━━ INFORMATION

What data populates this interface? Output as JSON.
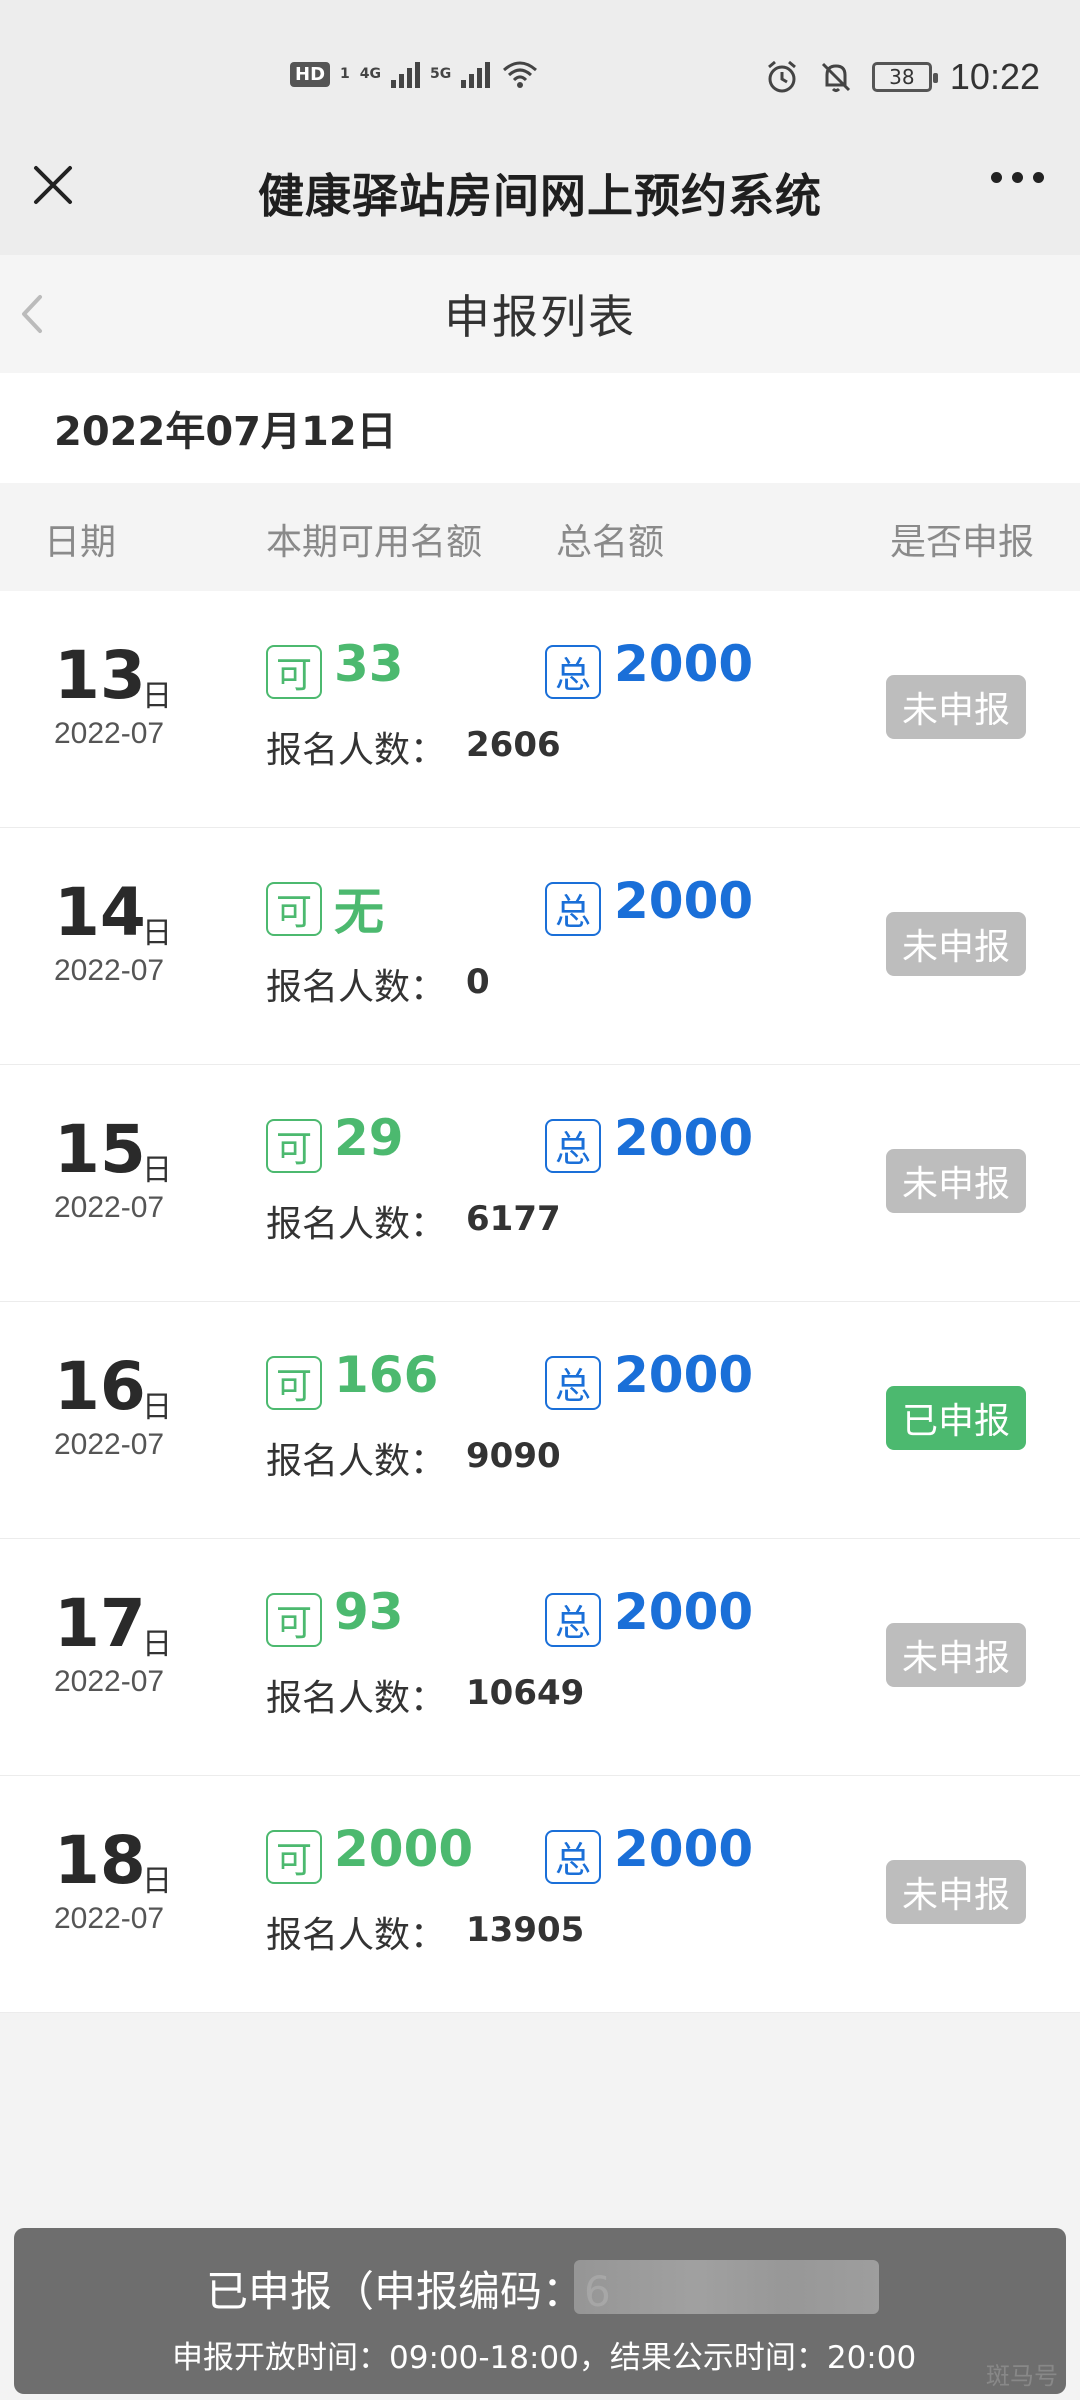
{
  "status_bar": {
    "hd": "HD",
    "sim": "1",
    "net1": "4G",
    "net2": "5G",
    "battery": "38",
    "time": "10:22"
  },
  "header": {
    "title": "健康驿站房间网上预约系统"
  },
  "subheader": {
    "title": "申报列表"
  },
  "date_bar": "2022年07月12日",
  "columns": {
    "date": "日期",
    "available": "本期可用名额",
    "total": "总名额",
    "declared": "是否申报"
  },
  "labels": {
    "ke": "可",
    "zong": "总",
    "day_unit": "日",
    "registered": "报名人数："
  },
  "rows": [
    {
      "day": "13",
      "ym": "2022-07",
      "available": "33",
      "total": "2000",
      "registered": "2606",
      "status": "未申报"
    },
    {
      "day": "14",
      "ym": "2022-07",
      "available": "无",
      "total": "2000",
      "registered": "0",
      "status": "未申报"
    },
    {
      "day": "15",
      "ym": "2022-07",
      "available": "29",
      "total": "2000",
      "registered": "6177",
      "status": "未申报"
    },
    {
      "day": "16",
      "ym": "2022-07",
      "available": "166",
      "total": "2000",
      "registered": "9090",
      "status": "已申报"
    },
    {
      "day": "17",
      "ym": "2022-07",
      "available": "93",
      "total": "2000",
      "registered": "10649",
      "status": "未申报"
    },
    {
      "day": "18",
      "ym": "2022-07",
      "available": "2000",
      "total": "2000",
      "registered": "13905",
      "status": "未申报"
    }
  ],
  "footer": {
    "line1": "已申报（申报编码：6",
    "line2": "申报开放时间：09:00-18:00，结果公示时间：20:00"
  },
  "watermark": "斑马号",
  "colors": {
    "green": "#4cb96f",
    "blue": "#1a6fd8",
    "gray_button": "#bdbdbd"
  }
}
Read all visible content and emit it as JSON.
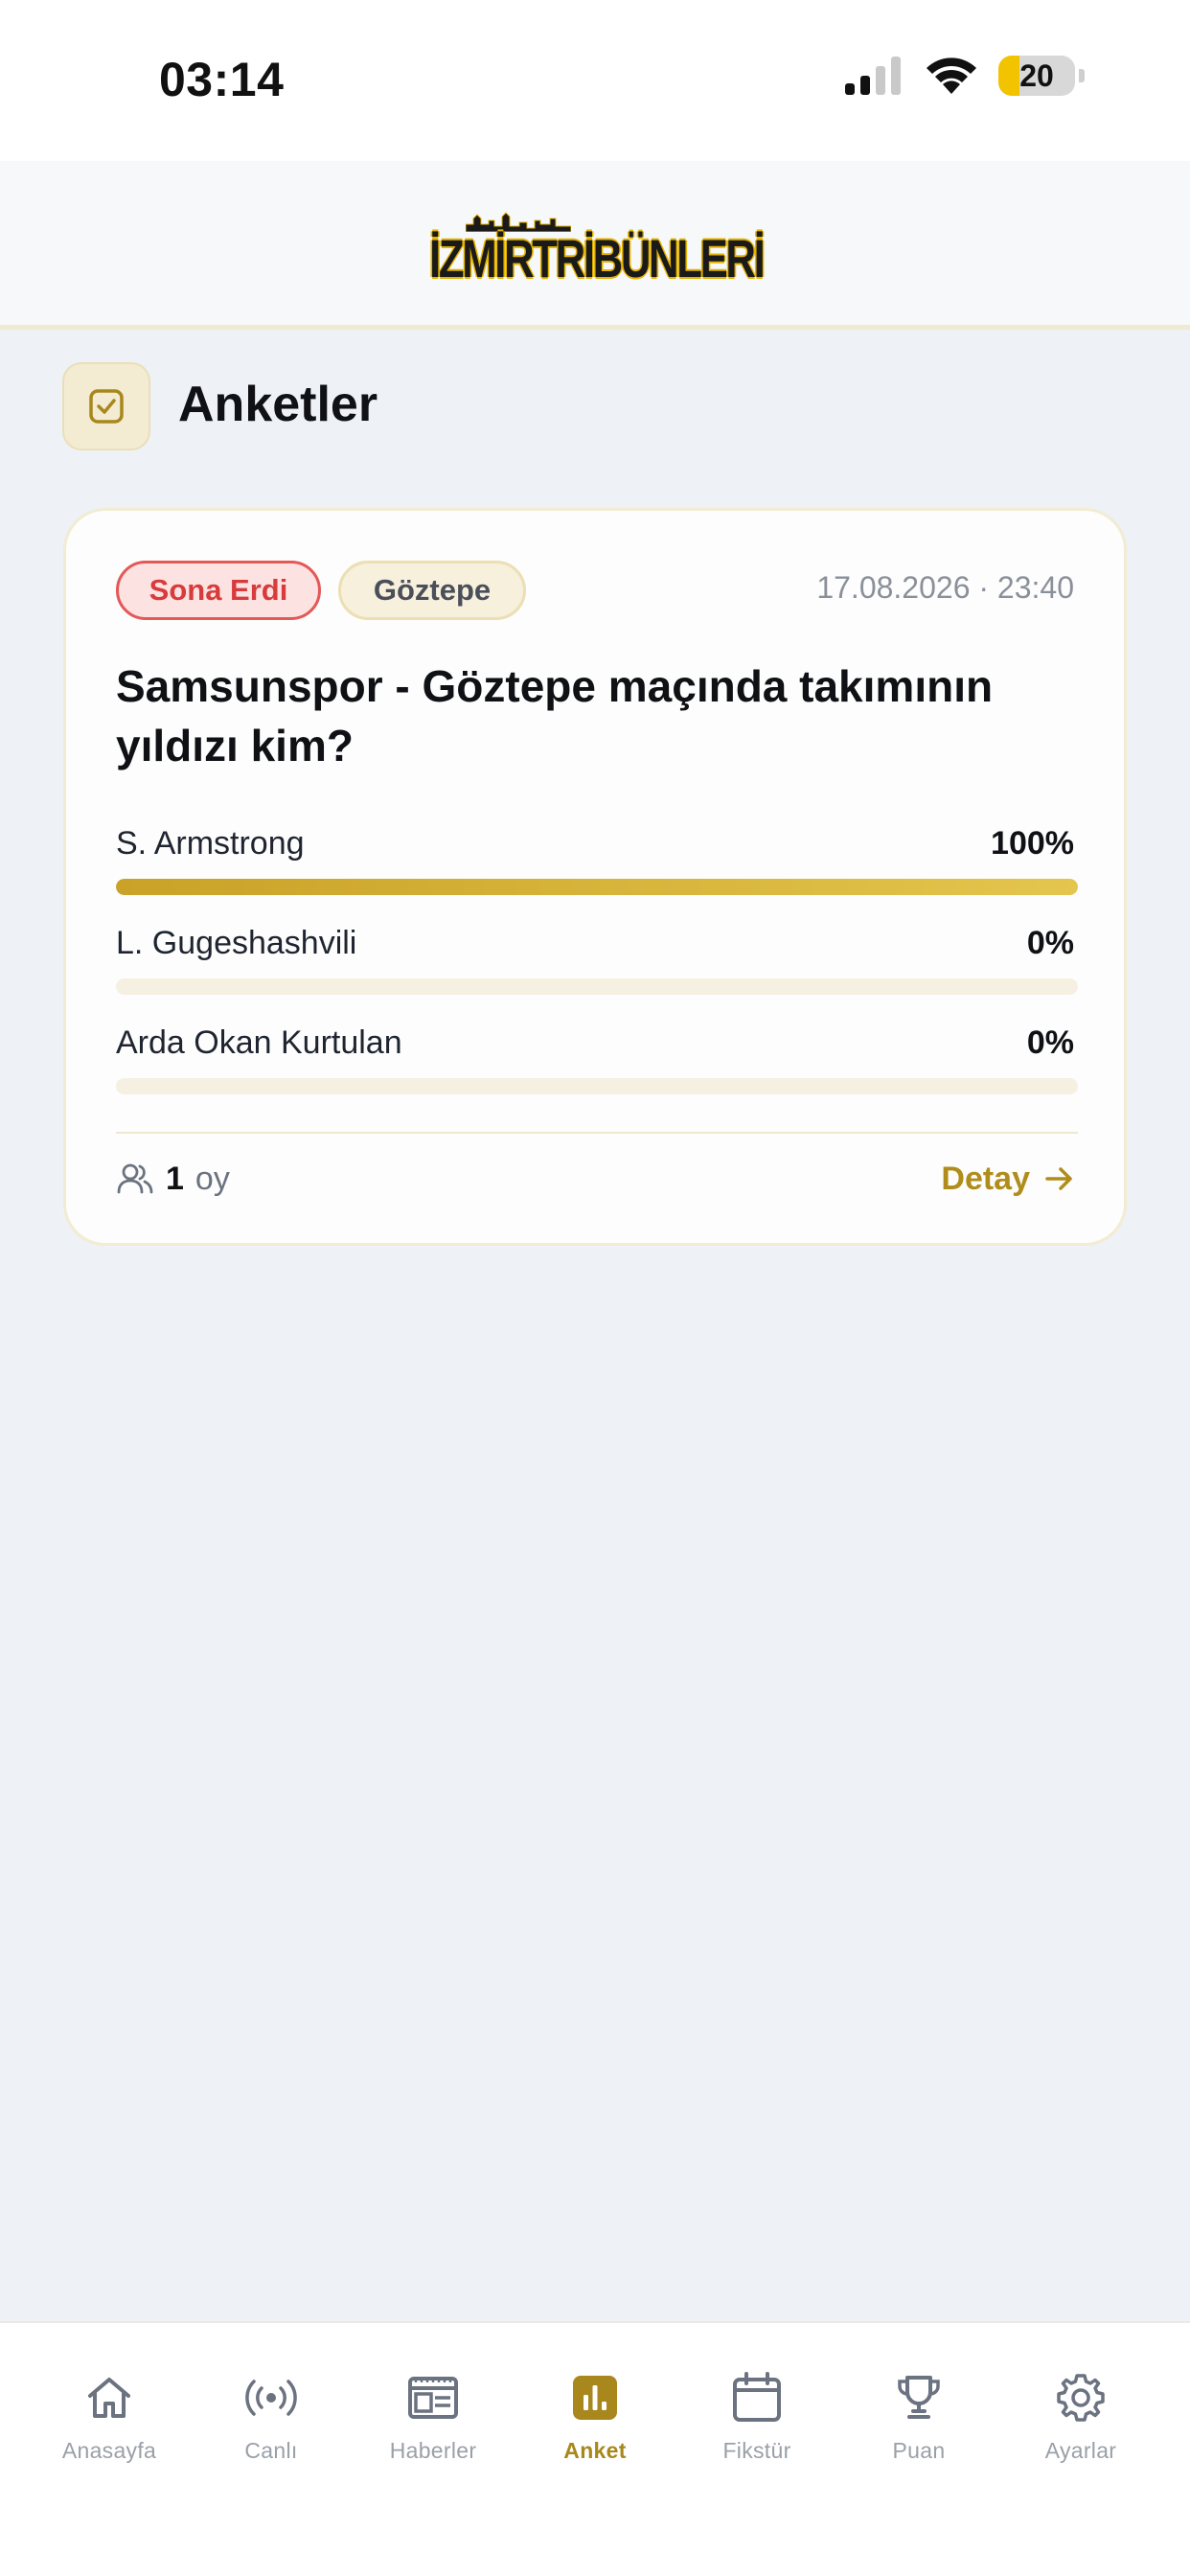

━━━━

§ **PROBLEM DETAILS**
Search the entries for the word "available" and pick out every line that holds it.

§ **EXERCISE OUTPUT**
    "available": "本期可用名额",
      "available": "33",
      "available": "无",
      "available": "29",
      "available": "166",
      "available": "93",
      "available": "2000",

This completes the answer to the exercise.